In America these days, the narrative always wins. Even. In. Sports.
The "Mark Richt Hot Seat" meme, and every attendant aspect of it, might be THE dumbest, most reality-denialist story currently circulating around a nation of dumb, reality-denialist stories. And, yes, I am including all the political stories I've discussed over the past 4 years.
Yes, I condsider it dumber than the lobotomy-inducing "Prezident-Obamar-Iz-Teh-Mooslim" story, because at least Obama's middle name has a Middle Eastern origin. I also consider it dumber than the jaw-slackening "Teh-Earl-In-Teh-Gulf-It-Beez-VANISHINGZ!!" story, because at least some folks don't really know what 200 million gallons of oil looks like in the Gulf of Mexico.
But even while the MRHS narrative doesn't have the same stakes as a lot of the current political BS, it does have the distinction of being the MOST repeated media fantasy backed up by the absolute zero quantity of fact. Out of the hundreds of thousands of UGA alumni, and the millions of SEC and college football fans across the world, there may be, at most, 300 individuals who seriously think that the guy on track to become the winningest coach in University of Georgia history should be canned as head coach of UGA's football team.
And they aren't the kind of 300 you'd expect to find at Thermopalye.
To believe this narrative is worthy of any credibility, you'd literally have to hand-pick your focus group from select trailer parks, Atlanta douchebag hangouts, a few envious Florida State boosters, and at least one unhinged Alabama talk radio lunatic.

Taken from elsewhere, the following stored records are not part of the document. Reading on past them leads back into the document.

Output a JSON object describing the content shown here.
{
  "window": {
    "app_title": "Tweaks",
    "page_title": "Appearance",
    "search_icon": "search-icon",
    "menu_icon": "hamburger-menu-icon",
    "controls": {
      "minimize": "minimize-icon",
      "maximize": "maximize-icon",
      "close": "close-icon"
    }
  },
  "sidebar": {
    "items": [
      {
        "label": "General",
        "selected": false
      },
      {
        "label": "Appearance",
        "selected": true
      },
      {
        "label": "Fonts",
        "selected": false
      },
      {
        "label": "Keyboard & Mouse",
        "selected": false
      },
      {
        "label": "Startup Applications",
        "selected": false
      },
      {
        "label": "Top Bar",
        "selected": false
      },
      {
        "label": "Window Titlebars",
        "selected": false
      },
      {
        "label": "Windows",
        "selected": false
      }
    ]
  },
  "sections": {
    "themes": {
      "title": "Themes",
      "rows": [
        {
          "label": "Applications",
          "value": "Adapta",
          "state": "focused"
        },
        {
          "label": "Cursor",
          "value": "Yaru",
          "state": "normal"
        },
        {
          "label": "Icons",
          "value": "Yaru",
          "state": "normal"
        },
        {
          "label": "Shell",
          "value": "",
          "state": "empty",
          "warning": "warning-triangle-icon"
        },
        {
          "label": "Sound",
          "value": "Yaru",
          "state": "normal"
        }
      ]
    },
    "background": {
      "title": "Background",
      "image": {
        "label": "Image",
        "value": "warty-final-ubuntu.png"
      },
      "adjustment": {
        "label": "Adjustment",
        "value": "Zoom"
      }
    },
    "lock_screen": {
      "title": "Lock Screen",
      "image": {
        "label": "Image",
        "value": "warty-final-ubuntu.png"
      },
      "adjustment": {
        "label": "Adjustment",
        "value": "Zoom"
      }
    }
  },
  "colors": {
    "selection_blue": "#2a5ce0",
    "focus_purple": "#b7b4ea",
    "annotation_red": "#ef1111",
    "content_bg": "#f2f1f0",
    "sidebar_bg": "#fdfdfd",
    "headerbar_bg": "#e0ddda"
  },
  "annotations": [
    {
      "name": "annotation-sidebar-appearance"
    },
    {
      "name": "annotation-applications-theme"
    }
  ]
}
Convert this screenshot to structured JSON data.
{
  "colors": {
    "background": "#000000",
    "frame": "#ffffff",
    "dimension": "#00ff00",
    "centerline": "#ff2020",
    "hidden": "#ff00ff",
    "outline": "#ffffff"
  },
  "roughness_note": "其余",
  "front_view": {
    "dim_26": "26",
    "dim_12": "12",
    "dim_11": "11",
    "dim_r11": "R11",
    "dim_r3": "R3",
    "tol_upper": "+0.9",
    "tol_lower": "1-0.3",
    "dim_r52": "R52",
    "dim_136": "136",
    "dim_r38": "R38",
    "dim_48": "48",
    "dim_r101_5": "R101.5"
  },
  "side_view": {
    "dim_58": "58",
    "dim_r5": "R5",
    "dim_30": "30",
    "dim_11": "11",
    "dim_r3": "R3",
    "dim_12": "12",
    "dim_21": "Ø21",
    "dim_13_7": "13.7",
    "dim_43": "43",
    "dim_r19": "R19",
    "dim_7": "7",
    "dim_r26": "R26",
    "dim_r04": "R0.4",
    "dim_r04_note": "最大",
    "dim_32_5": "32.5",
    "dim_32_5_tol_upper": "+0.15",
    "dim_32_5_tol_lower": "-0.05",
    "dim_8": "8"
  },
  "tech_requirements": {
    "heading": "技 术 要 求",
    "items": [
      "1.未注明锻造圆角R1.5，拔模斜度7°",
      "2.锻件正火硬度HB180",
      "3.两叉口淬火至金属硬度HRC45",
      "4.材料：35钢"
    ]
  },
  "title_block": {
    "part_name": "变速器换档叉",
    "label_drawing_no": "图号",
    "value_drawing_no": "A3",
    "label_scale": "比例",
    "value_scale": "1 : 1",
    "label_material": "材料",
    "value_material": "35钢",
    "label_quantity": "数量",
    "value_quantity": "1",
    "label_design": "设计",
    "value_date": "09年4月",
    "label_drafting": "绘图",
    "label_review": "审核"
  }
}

I usually like the folks at Sports Illustrated. Hell, I usually read Staples. But it troubles me deeply that a story this easily refudiated would make it through the editorial process at a major US media publication.